Retailers reportedly seen at market included Belk, Rue 21, Charlotte Russe, Citi Trends, The Wet Seal, Tilly’s, Gordmans, Burlington Coat Factory, Bealls Outlet and Mod Cloth.
Temporary exhibitors on 3
Several large temporary showrooms were set up on the CMC’s third floor for a number of New York–based companies as well as California-based ventures that make the trek in April and October for the Los Angeles Majors Market.
Alexandra Simeone, co-owner of Blue Rope Denim Co., lined the walls of her white space with the various denim styles her company sells.
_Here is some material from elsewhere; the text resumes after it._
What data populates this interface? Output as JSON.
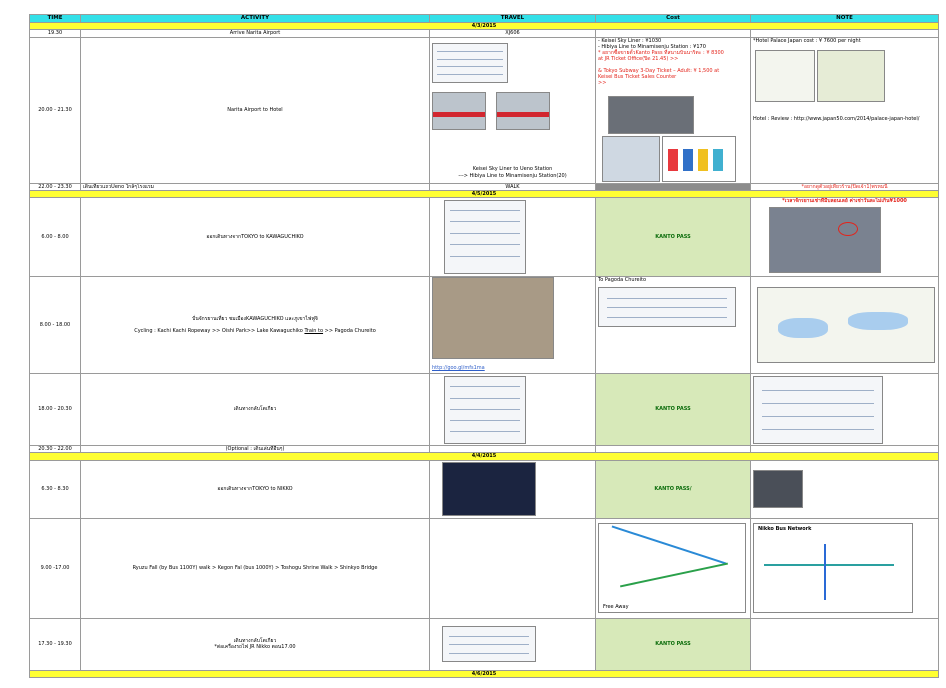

She said the market had been great with retailers such as Bealls Outlet, Windsor, Rue 21, YM Inc. and 10 Spot stopping by.
Popular styles for the Fall/Winter season, she said, were butt-lift jeans, ripped denim and girlfriend-style silhouettes that are slightly less boxy than the boyfriend jeans. “Retailers are doing a lot of roll-up cuffs with blue-jeans lengths being at 27 inches,” she said, noting that cuffs ranged from a 1½-inch to ½-inch thickness. “Rips and tears are still big.”
With the company’s own factory in Guangzhou, China, wholesale prices are kept low at $11.50 to $12.50 for the Blue Rope label and at $9 to $10 for the company’s less expensive Pink Label.
Dollhouse, another blue-jeans label from New York, also rented a temporary showroom where sales manager Lorena Loor-Lujambio was showing the various styles manufactured by the juniors division of BBC Apparel. Wholesale prices ranged from $11 to $14.50.
“The market was very exciting. We had great reactions to our key styles, which were crops, roll-ups, boyfriends, sexy boyfriends and skinny, destroyed color jeans,” she said. “Denim jackets were huge in volume.”
She saw several chain stores such as Charlotte Russe, The Wet Seal and Rue 21.
Strength is still in the skinny jeans, Loor-Lujambio said, even though many manufacturers have flare jeans in their lineup. “People have been resistant to adopting the flares,” she observed.
All kinds of clothes—including Christmas sweaters—were hanging on dozens of racks in the temporary showroom for The Golden Touch Group, a New York company that has labels including Planet Gold, Derek Heart, Golden Touch, Rose Harlow and Allison Brittney, covering just about every category.
Account Executive Allison Conrads said buyers who made appointments were stopping by as were off-price discounters.
Retailers said that Easter sales had been down but there are positive reads on spring. “We are even starting to sell sweaters for fall and Christmas,” Conrads said. “It is very price-driven, and retailers are buying fashion basics.”
Popular fashion basics were leggings, tank tops and certain kinds of dresses, such as the trapeze dress and dresses with shirt-tail hems.”
Stores that stopped by included the Buckle, Stage Stores, Belk, Styles For Less, Walmart and Macy’s.
At the Jerry Leigh showroom, Michelle Roback, vice president of juniors sales, said she had had a great market. Buyers were looking at the various licensed T-shirts produced by Jerry Leigh, based in Van Nuys, Calif., as well as at the company’s licensed Dickies juniorswear and labels Modern Lux and David Lerner. “I had Kohl’s here all day yesterday, and Target was here last week,” she said.